The Grand Ducal Palace

Grand Duke Henri, a political science graduate of the University of Geneva, where he met his wife, lives in the Grand Ducal Palace, his family’s residence since 1890. Constructed in the Flemish Renaissance style in 1573, the palace served as Luxembourg’s town hall until 1795 and then its government headquarters from 1817 to 1890. 

The Grund quarter

Situated in the lower town, straddling the Alzette river, this district is part of the UNESCO World Heritage site, and the mediaeval, pastoral surroundings are ideal for strolling around, with frequent stops at the terrace bars and restaurants.

Mudam modern art museum

What gives the museum its distinctive flavour? Is it the Chinese-American influence of its architect? IM Pei is truly a master of the art of marrying together the ancient and the modern and of playing with tensions and contrasts. Mudam here in Luxembourg is the third major cultural project by Pei in Europe, after the Louvre Pyramid and the German Historical Museum in Berlin, and is a textbook example of this skill.
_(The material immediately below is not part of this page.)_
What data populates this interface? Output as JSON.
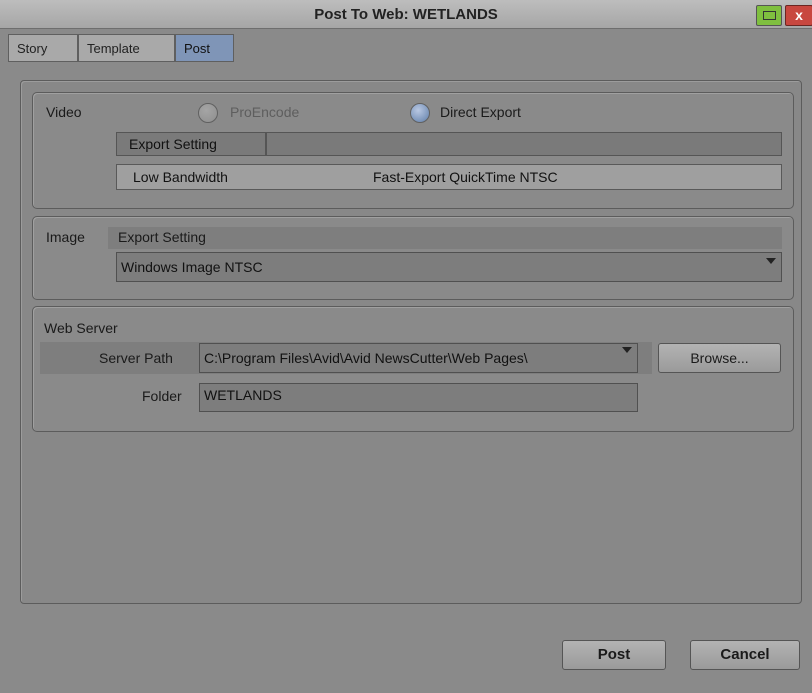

Made from stone and glass and embedded into the ruins of a former fortress, it subtly and elegantly evokes the city’s historic buildings, such as the Grand Ducal Palace. Mudam has a permanent collection and also hosts temporary exhibitions.

The Musée National d’Art et d’Histoire (MNAH) holds some real treasures, including a splendid watercolour of Luxembourg by Turner. The beautiful archaeological collection is made up largely of objects from excavations in Luxembourg and the surrounding region.

Neumünster Abbey

By turn a Benedictine convent in the 17th century, a police station, barracks and a prison, Neumünster Abbey (also known as Neimënster) is today a cultural centre with a varied and ambitious programme. The abbey is set amid beautiful romantic gardens.

Musée d’histoire de la ville de Luxembourg

One of the most beautiful terraces from which to admire the city is that of the Musée d’histoire de la ville de Luxembourg, which can be reached by panoramic glass lift. The museum, which is housed in four former wealthy middle-class homes – completely renovated and dating from the 17th, 18th and 19th centuries – presents Luxembourg’s cultural and historical heritage.


In Luxembourg, browsing and shopping often start on the Grand Rue. However, various districts also offer an extraordinary wealth of shopping opportunities. Pedestrian zones and public transport make it very easy to get about and pleasant to stroll. One entertaining route is to follow the establishments with warrants to supply the court; a list can be found on the Luxembourg monarchy’s website.

Luxembourg City Tourist Office:

Luxembourg, seat of many European institutions

Luxembourg is one of the three capitals of the European Union, alongside Brussels and Strasbourg. The Grand Duchy's European vocation dates back to 1952, when the European Coal and Steel Community (ECSC), the forerunner of the European Union, established its headquarters there.

Today, Luxembourg hosts the Secretariat of the European Parliament, three annual sessions of the Council of the European Union (Council of Ministers), the European Court of Justice and General Court, the European Court of Auditors, the European Investment Bank and the European Investment Fund. Other less well-known institutions such as Eurostat, the Translation Centre for the Bodies of the European Union and the Publications Office are also based there. Overall, some 9,500 civil servants of the European Union work in Luxembourg.